Ariel Dorfman certainly gives her play “Death and the Maiden” an ambiguous ending, and it leaves the reader wondering two things: if Paulina killed Roberto and if Roberto was guilty or innocent. Since the time interval of events is so short, the reader is never able to get a good judgment on Roberto’s character. When reading the play, I noticed some inconsistencies in Roberto’s character that would make me believe that he is guilty.
One inconsistency begins in act one scene two when Roberto shows up at Paulina and Gerardo’s home. Roberto and Gerardo discuss how serious the punishment should be for the past dictatorship and they share their opinions on the amnesty of the past regime. Surprisingly, Roberto takes an extreme stance and says that the people of the past dictatorship should all die. He says, “I’m for killing the whole bunch of them” as well as “there are people who simply don’t deserve to be alive.” This merciless and violent stance is expressed quite casually and calmly as well, and these statements would indirectly characterize him as a violent man. Now later in the play in act two scene two, Roberto is pleading to Gerardo to free him and says, “I’m a quiet man. Anyone can see that I’m incapable of violence- violence of any sort sickens me.” This statement is a complete contradiction to his violent stance on the past regime. How could Roberto advocate for the death penalty to all involved in the dictatorship when “violence of any sort sickens” him? I would argue that at the beginning of the play is best way to judge his character because he is not tied up and in his most natural state. This state would show his true personality because he does not know that Paulina is Gerardo’s wife. Also, the violent nature without a doubt line up to what he is accused for.
The next inconsistency is brought to light by Paulina. Roberto successfully manipulates Gerardo into getting the story from Paulina in order to forge the false confession. However, Paulina gives Gerardo false information in which Roberto corrects in fear of not getting the confession correct. This provides further proof that Roberto is lying and trying to manipulate Paulina into thinking that she has the wrong guy. The corrections that Roberto makes are so unique to the story that in order to know that information he had to have been involved in Paulina’s torture..

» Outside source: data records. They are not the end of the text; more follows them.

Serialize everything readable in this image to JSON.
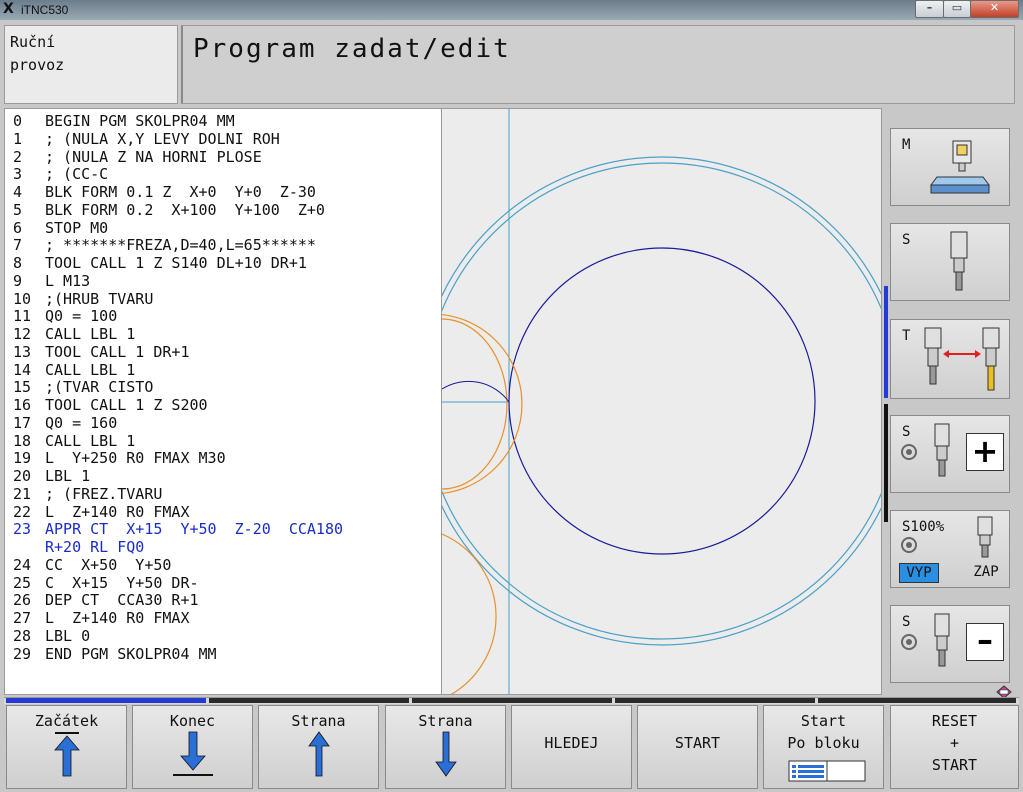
{
  "window": {
    "title": "iTNC530"
  },
  "mode": {
    "line1": "Ruční",
    "line2": "provoz"
  },
  "header": {
    "title": "Program zadat/edit"
  },
  "program": {
    "lines": [
      {
        "n": "0",
        "text": "BEGIN PGM SKOLPR04 MM"
      },
      {
        "n": "1",
        "text": "; (NULA X,Y LEVY DOLNI ROH"
      },
      {
        "n": "2",
        "text": "; (NULA Z NA HORNI PLOSE"
      },
      {
        "n": "3",
        "text": "; (CC-C"
      },
      {
        "n": "4",
        "text": "BLK FORM 0.1 Z  X+0  Y+0  Z-30"
      },
      {
        "n": "5",
        "text": "BLK FORM 0.2  X+100  Y+100  Z+0"
      },
      {
        "n": "6",
        "text": "STOP M0"
      },
      {
        "n": "7",
        "text": "; *******FREZA,D=40,L=65******"
      },
      {
        "n": "8",
        "text": "TOOL CALL 1 Z S140 DL+10 DR+1"
      },
      {
        "n": "9",
        "text": "L M13"
      },
      {
        "n": "10",
        "text": ";(HRUB TVARU"
      },
      {
        "n": "11",
        "text": "Q0 = 100"
      },
      {
        "n": "12",
        "text": "CALL LBL 1"
      },
      {
        "n": "13",
        "text": "TOOL CALL 1 DR+1"
      },
      {
        "n": "14",
        "text": "CALL LBL 1"
      },
      {
        "n": "15",
        "text": ";(TVAR CISTO"
      },
      {
        "n": "16",
        "text": "TOOL CALL 1 Z S200"
      },
      {
        "n": "17",
        "text": "Q0 = 160"
      },
      {
        "n": "18",
        "text": "CALL LBL 1"
      },
      {
        "n": "19",
        "text": "L  Y+250 R0 FMAX M30"
      },
      {
        "n": "20",
        "text": "LBL 1"
      },
      {
        "n": "21",
        "text": "; (FREZ.TVARU"
      },
      {
        "n": "22",
        "text": "L  Z+140 R0 FMAX"
      },
      {
        "n": "23",
        "text": "APPR CT  X+15  Y+50  Z-20  CCA180"
      },
      {
        "n": "",
        "text": "R+20 RL FQ0"
      },
      {
        "n": "24",
        "text": "CC  X+50  Y+50"
      },
      {
        "n": "25",
        "text": "C  X+15  Y+50 DR-"
      },
      {
        "n": "26",
        "text": "DEP CT  CCA30 R+1"
      },
      {
        "n": "27",
        "text": "L  Z+140 R0 FMAX"
      },
      {
        "n": "28",
        "text": "LBL 0"
      },
      {
        "n": "29",
        "text": "END PGM SKOLPR04 MM"
      }
    ],
    "active_line": "23"
  },
  "side_softkeys": {
    "m": {
      "label": "M",
      "icon": "machine-icon"
    },
    "s_spindle": {
      "label": "S",
      "icon": "spindle-tool-icon"
    },
    "t": {
      "label": "T",
      "icon": "tool-change-icon"
    },
    "s_plus": {
      "label": "S",
      "icon": "spindle-plus-icon"
    },
    "s_override": {
      "label": "S100%",
      "off": "VYP",
      "on": "ZAP"
    },
    "s_minus": {
      "label": "S",
      "icon": "spindle-minus-icon"
    }
  },
  "softkeys": [
    {
      "line1": "Začátek",
      "icon": "arrow-up-bar-icon"
    },
    {
      "line1": "Konec",
      "icon": "arrow-down-bar-icon"
    },
    {
      "line1": "Strana",
      "icon": "arrow-up-icon"
    },
    {
      "line1": "Strana",
      "icon": "arrow-down-icon"
    },
    {
      "line1": "HLEDEJ"
    },
    {
      "line1": "START"
    },
    {
      "line1": "Start",
      "line2": "Po bloku",
      "icon": "block-icon"
    },
    {
      "line1": "RESET",
      "line2": "+",
      "line3": "START"
    }
  ],
  "colors": {
    "active_line": "#1a2cc8",
    "contour_blue": "#1a1a9a",
    "contour_light": "#4aa0c8",
    "orange": "#e8902a",
    "zap_highlight": "#2a8fe0"
  }
}
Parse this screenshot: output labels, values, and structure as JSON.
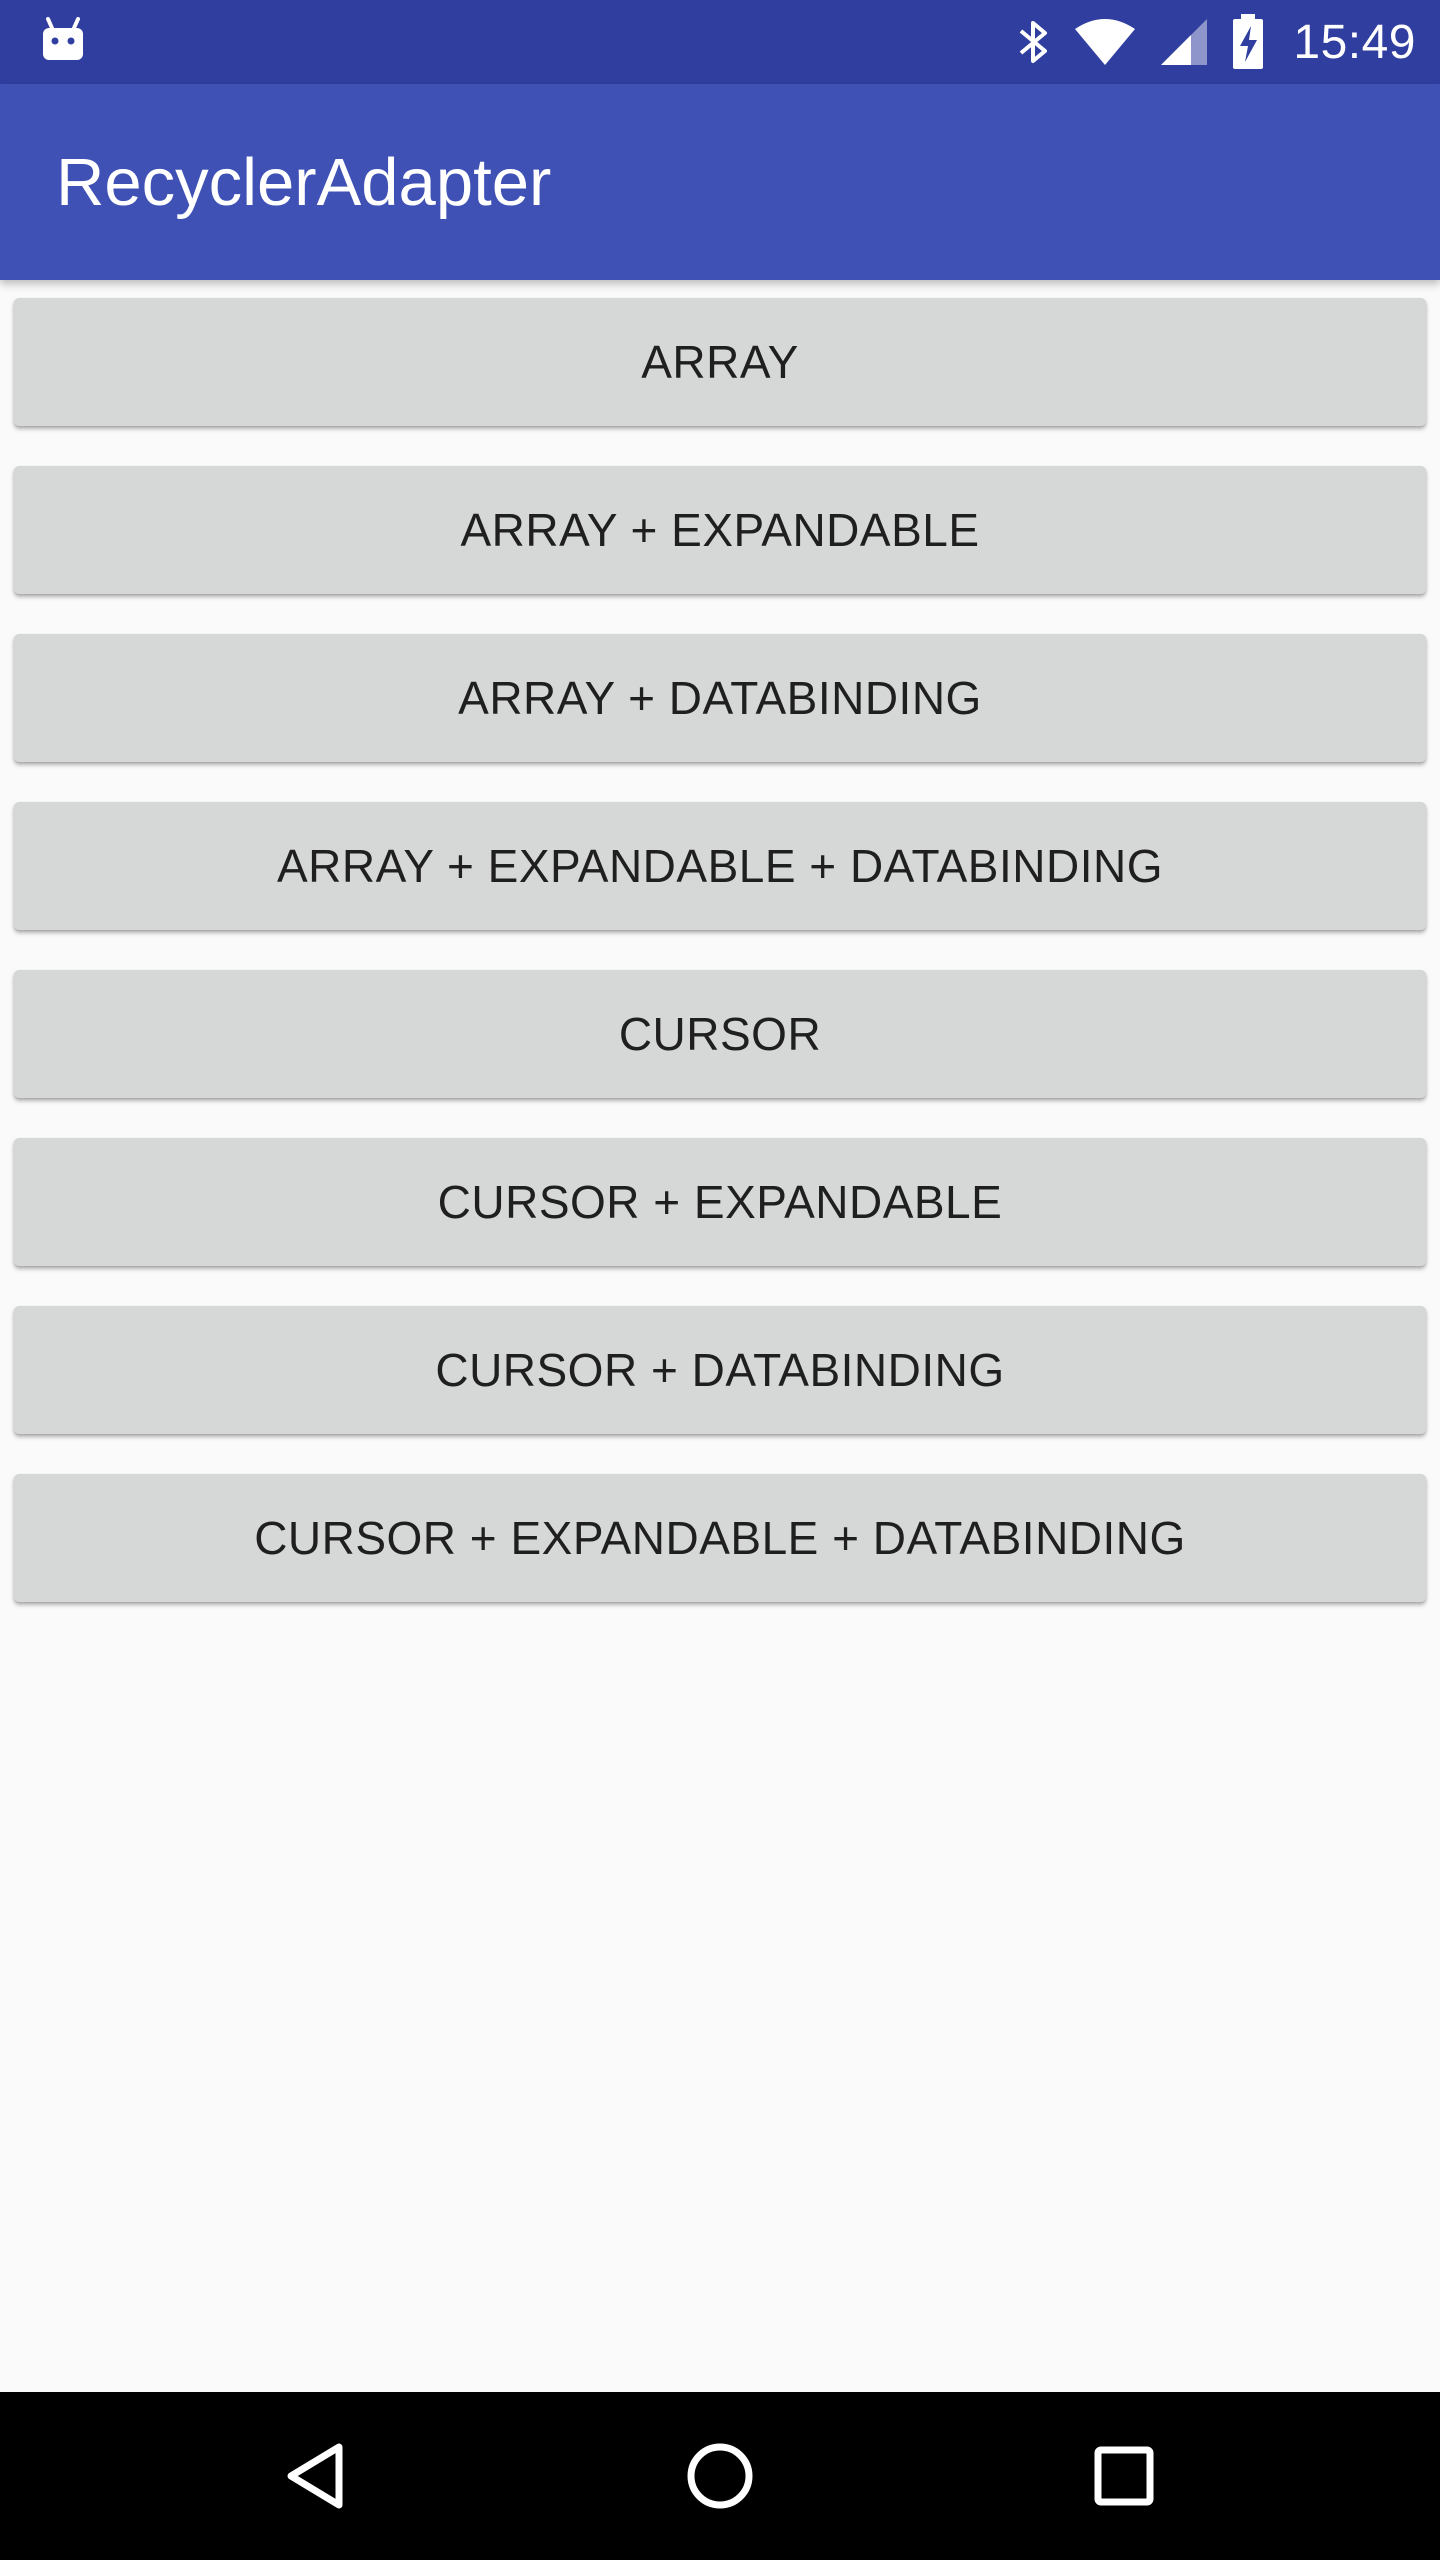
{
  "status_bar": {
    "time": "15:49",
    "icons": [
      "android-debug-icon",
      "bluetooth-icon",
      "wifi-icon",
      "cell-signal-icon",
      "battery-charging-icon"
    ]
  },
  "app_bar": {
    "title": "RecyclerAdapter"
  },
  "buttons": [
    "ARRAY",
    "ARRAY + EXPANDABLE",
    "ARRAY + DATABINDING",
    "ARRAY + EXPANDABLE + DATABINDING",
    "CURSOR",
    "CURSOR + EXPANDABLE",
    "CURSOR + DATABINDING",
    "CURSOR + EXPANDABLE + DATABINDING"
  ],
  "nav_bar": {
    "icons": [
      "back-icon",
      "home-icon",
      "recents-icon"
    ]
  },
  "colors": {
    "status_bar": "#303f9f",
    "app_bar": "#3f51b5",
    "background": "#fafafa",
    "button": "#d6d7d7",
    "button_text": "#1f1f1f",
    "nav_bar": "#000000"
  }
}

One thought on “Roberto’s Inconsistencies”
This was a really interesting post to read! I did not quite pick up on the extremely violent stance that he took in the beginning; this makes his behavior towards Paulina and Gerardo significantly more confusing. Perhaps his extreme stance in the beginning was a way for him to project his own guilt onto those who also participated in the regime; either way, this makes Roberto’s guiltiness abundantly more evident.
I really enjoyed reading your post!